Assigned task: A precise copy of the data is required, with every picture left out.

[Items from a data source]
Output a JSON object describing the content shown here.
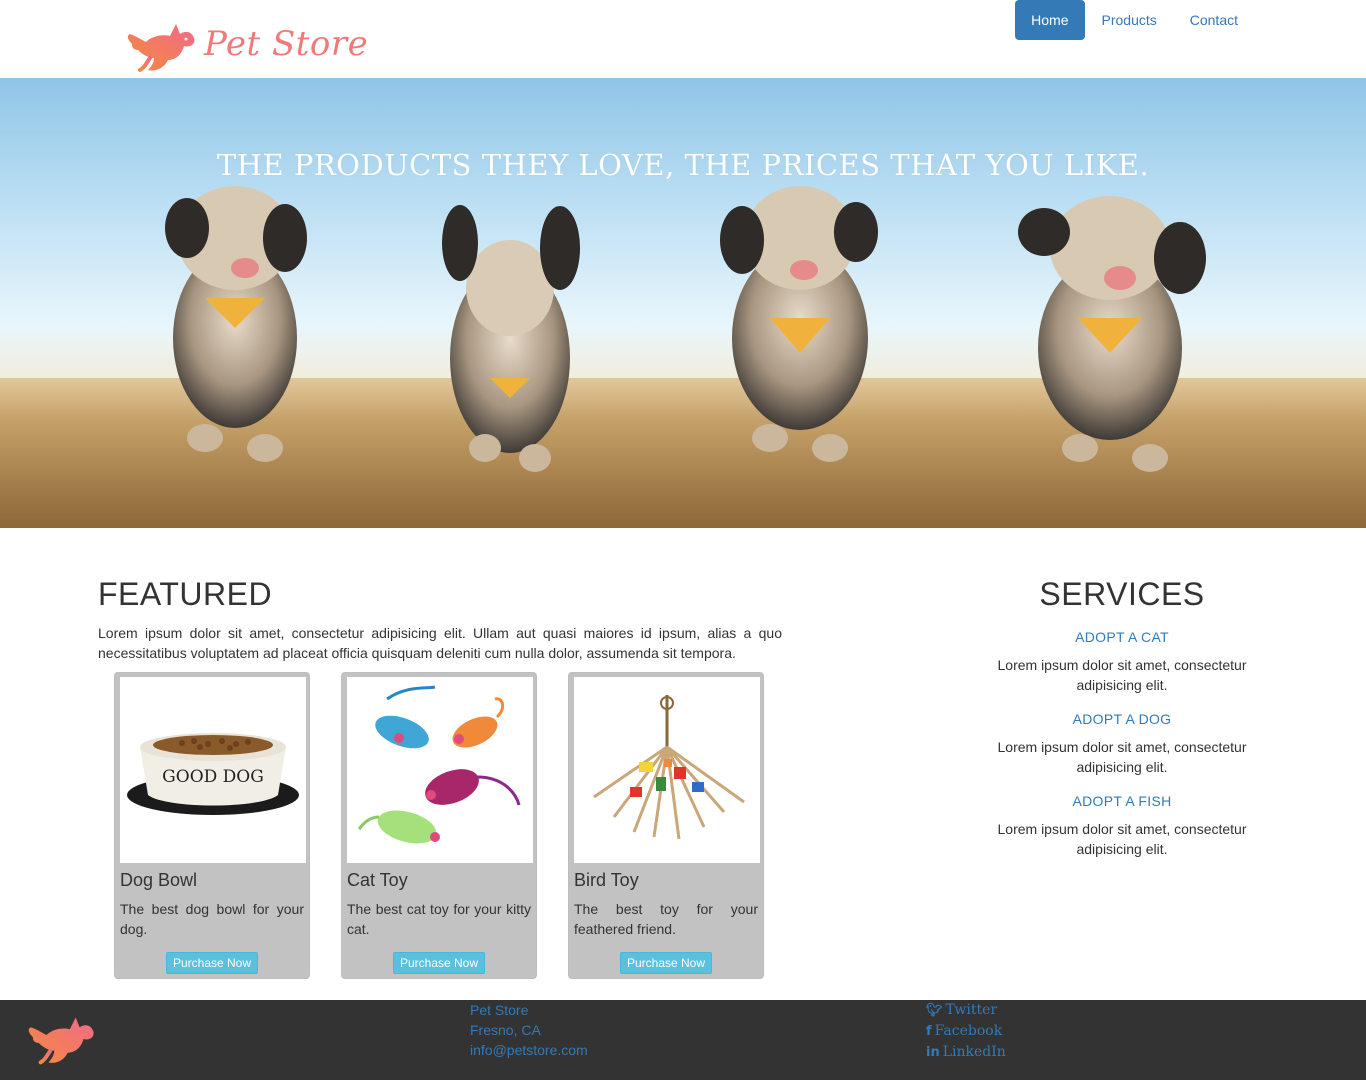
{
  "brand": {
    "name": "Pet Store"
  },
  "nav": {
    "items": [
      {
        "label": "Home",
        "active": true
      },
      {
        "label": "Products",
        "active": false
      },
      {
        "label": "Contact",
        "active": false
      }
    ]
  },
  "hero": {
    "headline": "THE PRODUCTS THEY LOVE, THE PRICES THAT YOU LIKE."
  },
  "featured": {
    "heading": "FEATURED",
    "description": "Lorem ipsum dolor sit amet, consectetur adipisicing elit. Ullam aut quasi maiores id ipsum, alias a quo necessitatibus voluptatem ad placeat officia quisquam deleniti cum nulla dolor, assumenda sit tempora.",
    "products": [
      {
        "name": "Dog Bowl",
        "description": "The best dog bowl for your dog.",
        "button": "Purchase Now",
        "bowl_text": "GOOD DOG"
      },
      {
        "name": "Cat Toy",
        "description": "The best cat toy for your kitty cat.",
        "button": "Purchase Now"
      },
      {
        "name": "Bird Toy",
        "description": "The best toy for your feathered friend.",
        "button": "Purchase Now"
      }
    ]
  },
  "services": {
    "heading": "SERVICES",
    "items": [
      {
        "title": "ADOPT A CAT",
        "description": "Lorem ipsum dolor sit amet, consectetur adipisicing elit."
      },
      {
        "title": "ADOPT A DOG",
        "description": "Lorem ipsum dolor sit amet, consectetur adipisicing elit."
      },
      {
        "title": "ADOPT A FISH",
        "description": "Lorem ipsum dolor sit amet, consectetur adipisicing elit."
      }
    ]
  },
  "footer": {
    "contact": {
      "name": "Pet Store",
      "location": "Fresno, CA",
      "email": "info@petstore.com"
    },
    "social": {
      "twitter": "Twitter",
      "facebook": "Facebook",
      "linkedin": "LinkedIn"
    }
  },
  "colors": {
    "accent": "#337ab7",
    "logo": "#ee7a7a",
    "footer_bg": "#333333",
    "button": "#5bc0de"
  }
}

Response to the task:
Output a JSON object describing the content shown here.
{
  "brand": {
    "name": "Pet Store"
  },
  "nav": {
    "items": [
      {
        "label": "Home",
        "active": true
      },
      {
        "label": "Products",
        "active": false
      },
      {
        "label": "Contact",
        "active": false
      }
    ]
  },
  "hero": {
    "headline": "THE PRODUCTS THEY LOVE, THE PRICES THAT YOU LIKE."
  },
  "featured": {
    "heading": "FEATURED",
    "description": "Lorem ipsum dolor sit amet, consectetur adipisicing elit. Ullam aut quasi maiores id ipsum, alias a quo necessitatibus voluptatem ad placeat officia quisquam deleniti cum nulla dolor, assumenda sit tempora.",
    "products": [
      {
        "name": "Dog Bowl",
        "description": "The best dog bowl for your dog.",
        "button": "Purchase Now",
        "bowl_text": "GOOD DOG"
      },
      {
        "name": "Cat Toy",
        "description": "The best cat toy for your kitty cat.",
        "button": "Purchase Now"
      },
      {
        "name": "Bird Toy",
        "description": "The best toy for your feathered friend.",
        "button": "Purchase Now"
      }
    ]
  },
  "services": {
    "heading": "SERVICES",
    "items": [
      {
        "title": "ADOPT A CAT",
        "description": "Lorem ipsum dolor sit amet, consectetur adipisicing elit."
      },
      {
        "title": "ADOPT A DOG",
        "description": "Lorem ipsum dolor sit amet, consectetur adipisicing elit."
      },
      {
        "title": "ADOPT A FISH",
        "description": "Lorem ipsum dolor sit amet, consectetur adipisicing elit."
      }
    ]
  },
  "footer": {
    "contact": {
      "name": "Pet Store",
      "location": "Fresno, CA",
      "email": "info@petstore.com"
    },
    "social": {
      "twitter": "Twitter",
      "facebook": "Facebook",
      "linkedin": "LinkedIn"
    }
  },
  "colors": {
    "accent": "#337ab7",
    "logo": "#ee7a7a",
    "footer_bg": "#333333",
    "button": "#5bc0de"
  }
}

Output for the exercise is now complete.